In the New Testament, the glory of God was revealed in a more concrete way in the person of Jesus Christ. John the Apostle writing the gospel of John testifies, “The word became flesh and tabernacle among us… We beheld his glory, the glory of the one and only begotten of the Father” (John 1:14). And again John testifies in his first epistle, “That which was from the beginning, which we have heard, which we have seen with our eyes, which we have looked upon, and our hands have touched, concerning the Word of life…” (1 John 1:1) The glory of God displayed in various ways in the Old Testament was eventually manifested in the flesh and dwelt among us, to be heard, to be seen closely and to be touched! In Jesus God was expressing his glory in the most tangible and concrete way.
Theological Significance: God revealed his glory in the life of Israelites with the purpose of making them his own people, a people devoted to his covenant. If Israelites have to follow the nature and holiness of God then they must see his nature revealed in his glorious presence. Thus the life and character of Israelites was very much related to their understanding of the glory of God. Their self-understanding and future depended upon the power and might of God revealed in the glorious presence of God.
Talking about a manifestation of God’s glory today, we need to consider the glory of God displayed in the manifestation of his love in the person of Jesus Christ and his death upon the cross. God revealed his nature in a more expressive way by becoming flesh and dwelling among us. The awesome glory of Yahweh displayed to the Israelites could be grasped with these words, “And so terrifying was the sight that Moses said, I am exceedingly afraid and trembling (Hebrews 12:21).” In Jesus the eternal Yahweh was displaying his glory more expressly. What an amazing display of God’s glory! In becoming flesh and living among us God was displaying his nature and character more fully.
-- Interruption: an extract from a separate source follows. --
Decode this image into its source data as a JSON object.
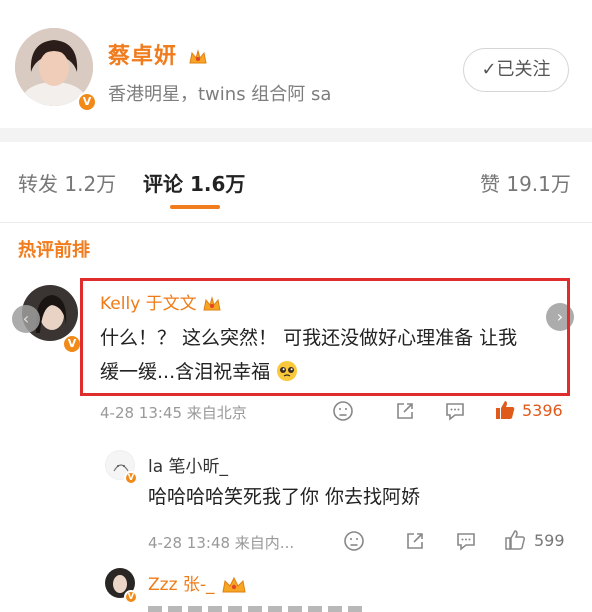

God’s glory today has to be centered upon the work of the Holy Spirit in bringing transformation in a disciple’s life. Today the Holy Spirit has been poured into the hearts of disciples for them to experience and understand the presence of God. The Holy Spirit teaches and guides us into all truth related to the character of Jesus and his kingdom. The Holy Spirit is working in us to enable us to work for the extension of His kingdom, a kingdom which will be filled with his glory as was seen by prophet Ezekiel. What a great privilege we have today to be vessels carrying the glory and the presence of God!
Do we truly understand the significance of God’s glory today? What do we really mean when we talk about the glory of God today? What is the role of the Holy Spirit today in our churches and in our personal life? If only we could understand the significance of the amazing privilege we have today to behold the glory of God in the person of the Holy Spirit!